If I had to recommend just one article for instructors new to online education, it just might be BE VOCAL: characteristics of successful online instructors by John R. Savery (Savery, John R. (2005). BE VOCAL: characteristics of successful online instructors. Journal of Interactive Online Learning, 4(2), 141-152). In it, Savery describes many of the best practices that I suggest to instructors and faculty who are designing or teaching online courses in what he calls the VOCAL model.
VOCAL is an acronym that stands for Visible, Organized, Compassionate, Analytical, and Leader-by-Example.
Visible refers to what we often call “instructor presence”. In an online course, an instructor cannot see their students and vice versa. Students need to know their instructor is actively engaged in the teaching process; they need to feel connected to their instructor and their peers, to be most successful as a learner.
Online courses require the instructor to be highly organized. It is critical that specific details be well thought out and articulated to students in the beginning of the term. For example, ensure that formats and methods for handing in assignments and naming conventions for assignment files are specified, and that clear directions for learning activities are provided.
Most, if not all, great instructors are compassionate. Online students often face additional challenges that face-to-face students may not – technological, personal, etc. Successful online courses are highly dependent on a safe, compassionate, community of trust and communication between students and instructor.
Effective online instructors must be analytical. They must be able to collect evidence of student learning (data), analyse student progress, and provide feedback for improvement. Whether the data are in the form of online tests, small assignments, and/or participation on discussion forums, the instructor must analyse to what extent the students are engaging in the course and achieving the course learning outcomes.
Finally, instructors must be leaders-by-example. The instructor, whether in face-to-face, online, or anywhere in-between, must model for the students active engagement, appropriate behviour, and a scholarly approach to the discipline.

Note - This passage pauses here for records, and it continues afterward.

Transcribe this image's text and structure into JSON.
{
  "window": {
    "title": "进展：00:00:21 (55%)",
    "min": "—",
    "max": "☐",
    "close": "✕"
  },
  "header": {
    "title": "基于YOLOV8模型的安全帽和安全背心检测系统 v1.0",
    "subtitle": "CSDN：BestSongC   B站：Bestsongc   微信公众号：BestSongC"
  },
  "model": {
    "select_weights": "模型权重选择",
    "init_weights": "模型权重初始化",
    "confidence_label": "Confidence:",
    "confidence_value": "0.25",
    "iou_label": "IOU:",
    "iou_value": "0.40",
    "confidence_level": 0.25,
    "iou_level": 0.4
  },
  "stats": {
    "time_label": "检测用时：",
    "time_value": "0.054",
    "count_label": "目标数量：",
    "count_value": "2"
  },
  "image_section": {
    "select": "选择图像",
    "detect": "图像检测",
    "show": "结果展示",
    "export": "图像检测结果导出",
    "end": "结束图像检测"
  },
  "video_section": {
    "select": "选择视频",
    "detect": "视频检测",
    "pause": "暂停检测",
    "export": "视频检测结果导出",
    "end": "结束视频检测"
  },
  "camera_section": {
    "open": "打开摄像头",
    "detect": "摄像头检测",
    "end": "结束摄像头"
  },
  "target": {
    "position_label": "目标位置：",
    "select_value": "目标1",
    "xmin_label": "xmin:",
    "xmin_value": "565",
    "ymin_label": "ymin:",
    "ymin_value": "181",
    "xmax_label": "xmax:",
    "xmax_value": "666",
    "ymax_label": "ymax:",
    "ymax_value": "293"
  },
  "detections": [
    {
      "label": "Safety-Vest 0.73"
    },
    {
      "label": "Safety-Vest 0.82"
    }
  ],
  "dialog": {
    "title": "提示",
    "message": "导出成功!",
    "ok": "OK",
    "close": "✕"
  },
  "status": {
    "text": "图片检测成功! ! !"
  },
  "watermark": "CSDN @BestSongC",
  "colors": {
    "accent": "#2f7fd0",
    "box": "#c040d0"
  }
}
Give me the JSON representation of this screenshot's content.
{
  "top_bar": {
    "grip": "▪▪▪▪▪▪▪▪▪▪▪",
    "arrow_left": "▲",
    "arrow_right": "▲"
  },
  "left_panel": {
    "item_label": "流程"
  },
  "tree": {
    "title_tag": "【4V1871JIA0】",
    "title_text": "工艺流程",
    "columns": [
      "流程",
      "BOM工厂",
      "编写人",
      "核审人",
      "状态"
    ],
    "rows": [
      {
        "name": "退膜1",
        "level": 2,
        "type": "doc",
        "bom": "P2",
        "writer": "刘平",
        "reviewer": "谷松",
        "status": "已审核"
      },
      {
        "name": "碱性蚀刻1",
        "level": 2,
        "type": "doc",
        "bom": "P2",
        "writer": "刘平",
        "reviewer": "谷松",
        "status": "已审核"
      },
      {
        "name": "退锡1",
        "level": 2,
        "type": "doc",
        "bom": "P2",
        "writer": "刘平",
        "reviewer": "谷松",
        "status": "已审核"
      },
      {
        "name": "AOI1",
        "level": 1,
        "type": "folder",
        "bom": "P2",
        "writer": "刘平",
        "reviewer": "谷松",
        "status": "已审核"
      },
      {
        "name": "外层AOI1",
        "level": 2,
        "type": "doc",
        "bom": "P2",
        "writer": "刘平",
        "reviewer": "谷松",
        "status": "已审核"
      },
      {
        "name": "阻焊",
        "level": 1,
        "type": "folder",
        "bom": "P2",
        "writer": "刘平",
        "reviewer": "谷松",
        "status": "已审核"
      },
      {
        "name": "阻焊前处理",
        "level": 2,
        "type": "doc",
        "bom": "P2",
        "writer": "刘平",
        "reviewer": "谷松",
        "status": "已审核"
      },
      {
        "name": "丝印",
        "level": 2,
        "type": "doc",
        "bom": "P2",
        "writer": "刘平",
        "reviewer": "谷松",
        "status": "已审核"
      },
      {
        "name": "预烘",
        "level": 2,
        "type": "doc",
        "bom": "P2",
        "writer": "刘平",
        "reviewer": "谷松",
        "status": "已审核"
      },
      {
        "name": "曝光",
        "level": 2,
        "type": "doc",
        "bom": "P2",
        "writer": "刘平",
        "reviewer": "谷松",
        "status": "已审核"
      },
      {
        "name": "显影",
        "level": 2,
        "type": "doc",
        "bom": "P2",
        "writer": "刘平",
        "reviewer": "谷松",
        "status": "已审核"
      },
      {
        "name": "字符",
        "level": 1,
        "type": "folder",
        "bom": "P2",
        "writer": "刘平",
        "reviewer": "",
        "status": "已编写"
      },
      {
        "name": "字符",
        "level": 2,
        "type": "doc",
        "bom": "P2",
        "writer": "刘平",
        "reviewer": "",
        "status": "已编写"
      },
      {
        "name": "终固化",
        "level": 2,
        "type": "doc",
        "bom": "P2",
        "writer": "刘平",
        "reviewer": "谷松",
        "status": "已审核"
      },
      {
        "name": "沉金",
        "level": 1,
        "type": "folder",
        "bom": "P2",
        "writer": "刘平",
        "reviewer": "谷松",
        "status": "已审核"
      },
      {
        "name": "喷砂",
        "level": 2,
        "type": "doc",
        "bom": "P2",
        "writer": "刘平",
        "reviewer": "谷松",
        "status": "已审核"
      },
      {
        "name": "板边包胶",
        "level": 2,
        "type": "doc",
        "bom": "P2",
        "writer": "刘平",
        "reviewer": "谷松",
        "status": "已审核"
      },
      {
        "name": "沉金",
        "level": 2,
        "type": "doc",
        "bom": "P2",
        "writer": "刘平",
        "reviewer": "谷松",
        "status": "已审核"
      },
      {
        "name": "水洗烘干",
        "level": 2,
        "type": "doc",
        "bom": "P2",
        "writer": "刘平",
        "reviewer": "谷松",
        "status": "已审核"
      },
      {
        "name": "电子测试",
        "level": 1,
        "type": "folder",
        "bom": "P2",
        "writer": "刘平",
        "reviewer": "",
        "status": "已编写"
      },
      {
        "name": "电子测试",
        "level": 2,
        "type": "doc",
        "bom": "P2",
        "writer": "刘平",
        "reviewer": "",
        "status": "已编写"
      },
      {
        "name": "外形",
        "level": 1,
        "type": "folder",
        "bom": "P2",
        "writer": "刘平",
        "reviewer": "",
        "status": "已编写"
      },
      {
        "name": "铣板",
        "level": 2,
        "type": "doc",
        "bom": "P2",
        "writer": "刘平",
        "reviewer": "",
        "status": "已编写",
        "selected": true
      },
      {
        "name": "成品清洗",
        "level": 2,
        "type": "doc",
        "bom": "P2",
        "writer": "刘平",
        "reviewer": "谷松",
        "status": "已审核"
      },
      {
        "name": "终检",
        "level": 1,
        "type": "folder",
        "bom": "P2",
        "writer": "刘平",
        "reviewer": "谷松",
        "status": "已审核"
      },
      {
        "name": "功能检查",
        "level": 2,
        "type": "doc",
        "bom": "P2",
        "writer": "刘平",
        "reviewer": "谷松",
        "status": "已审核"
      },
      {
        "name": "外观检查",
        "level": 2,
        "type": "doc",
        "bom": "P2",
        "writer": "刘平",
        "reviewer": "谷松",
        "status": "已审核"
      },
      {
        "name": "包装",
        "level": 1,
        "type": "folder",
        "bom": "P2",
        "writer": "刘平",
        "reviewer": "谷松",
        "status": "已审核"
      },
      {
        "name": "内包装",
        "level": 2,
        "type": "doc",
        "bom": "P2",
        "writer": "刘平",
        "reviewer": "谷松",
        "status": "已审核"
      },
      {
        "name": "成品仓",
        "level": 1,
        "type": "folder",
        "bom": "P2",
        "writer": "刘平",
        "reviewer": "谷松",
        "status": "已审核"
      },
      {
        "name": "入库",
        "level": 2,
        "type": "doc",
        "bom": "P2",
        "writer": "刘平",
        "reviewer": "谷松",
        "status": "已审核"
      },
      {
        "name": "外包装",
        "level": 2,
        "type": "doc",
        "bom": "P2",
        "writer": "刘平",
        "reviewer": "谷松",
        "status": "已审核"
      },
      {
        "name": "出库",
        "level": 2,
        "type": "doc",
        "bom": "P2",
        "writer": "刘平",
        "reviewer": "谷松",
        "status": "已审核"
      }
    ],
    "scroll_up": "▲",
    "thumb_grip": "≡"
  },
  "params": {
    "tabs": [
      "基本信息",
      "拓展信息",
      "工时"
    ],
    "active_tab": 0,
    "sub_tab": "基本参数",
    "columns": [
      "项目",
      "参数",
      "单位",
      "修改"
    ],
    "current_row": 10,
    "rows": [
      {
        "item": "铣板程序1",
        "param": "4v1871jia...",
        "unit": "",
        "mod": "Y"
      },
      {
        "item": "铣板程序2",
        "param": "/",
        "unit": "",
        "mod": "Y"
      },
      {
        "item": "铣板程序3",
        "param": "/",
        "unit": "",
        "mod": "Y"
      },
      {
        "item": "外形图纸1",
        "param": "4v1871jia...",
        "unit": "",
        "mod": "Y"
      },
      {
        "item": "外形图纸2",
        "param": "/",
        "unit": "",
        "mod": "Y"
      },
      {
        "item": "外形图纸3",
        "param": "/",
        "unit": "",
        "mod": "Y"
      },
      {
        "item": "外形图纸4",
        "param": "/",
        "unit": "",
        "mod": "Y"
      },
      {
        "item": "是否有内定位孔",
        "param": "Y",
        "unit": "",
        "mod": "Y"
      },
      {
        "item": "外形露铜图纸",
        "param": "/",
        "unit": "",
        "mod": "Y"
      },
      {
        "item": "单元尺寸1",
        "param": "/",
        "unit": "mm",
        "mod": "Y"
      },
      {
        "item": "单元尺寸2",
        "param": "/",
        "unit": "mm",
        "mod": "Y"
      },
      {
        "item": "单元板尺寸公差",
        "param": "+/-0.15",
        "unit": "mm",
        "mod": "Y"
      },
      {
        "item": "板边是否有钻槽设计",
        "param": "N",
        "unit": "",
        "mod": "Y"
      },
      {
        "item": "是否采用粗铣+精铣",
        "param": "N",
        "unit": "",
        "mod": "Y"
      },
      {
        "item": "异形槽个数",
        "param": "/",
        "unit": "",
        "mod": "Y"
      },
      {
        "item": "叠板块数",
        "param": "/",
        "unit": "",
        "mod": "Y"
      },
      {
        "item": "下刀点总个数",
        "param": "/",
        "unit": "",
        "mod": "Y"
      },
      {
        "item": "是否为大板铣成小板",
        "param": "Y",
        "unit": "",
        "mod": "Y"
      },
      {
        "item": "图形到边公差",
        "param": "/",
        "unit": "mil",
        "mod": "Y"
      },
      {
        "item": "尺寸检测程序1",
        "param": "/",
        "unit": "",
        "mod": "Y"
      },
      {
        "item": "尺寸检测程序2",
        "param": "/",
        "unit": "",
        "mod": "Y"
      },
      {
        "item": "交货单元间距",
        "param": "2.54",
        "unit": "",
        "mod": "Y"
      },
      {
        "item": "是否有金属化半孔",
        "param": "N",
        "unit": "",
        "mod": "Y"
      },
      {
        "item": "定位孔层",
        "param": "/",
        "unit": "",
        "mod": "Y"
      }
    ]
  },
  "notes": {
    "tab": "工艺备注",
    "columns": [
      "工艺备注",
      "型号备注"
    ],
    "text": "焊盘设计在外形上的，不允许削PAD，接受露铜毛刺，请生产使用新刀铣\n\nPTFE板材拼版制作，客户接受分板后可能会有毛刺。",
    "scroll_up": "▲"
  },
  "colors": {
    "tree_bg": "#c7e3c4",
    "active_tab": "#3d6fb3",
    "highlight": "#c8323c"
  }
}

The VOCAL model can apply to courses that are fully online, blended (face-to-face classes with some online components), or hybrid (some face-to-face classes with the majority of the class materials online). The characteristics in this VOCAL model can apply to all successful instructors regardless of course delivery, even face-to-face teaching, but become increasingly important as in-person interactions are replaced by virtual connection. Many good practical ideas are listed in this article – definitely worth a read.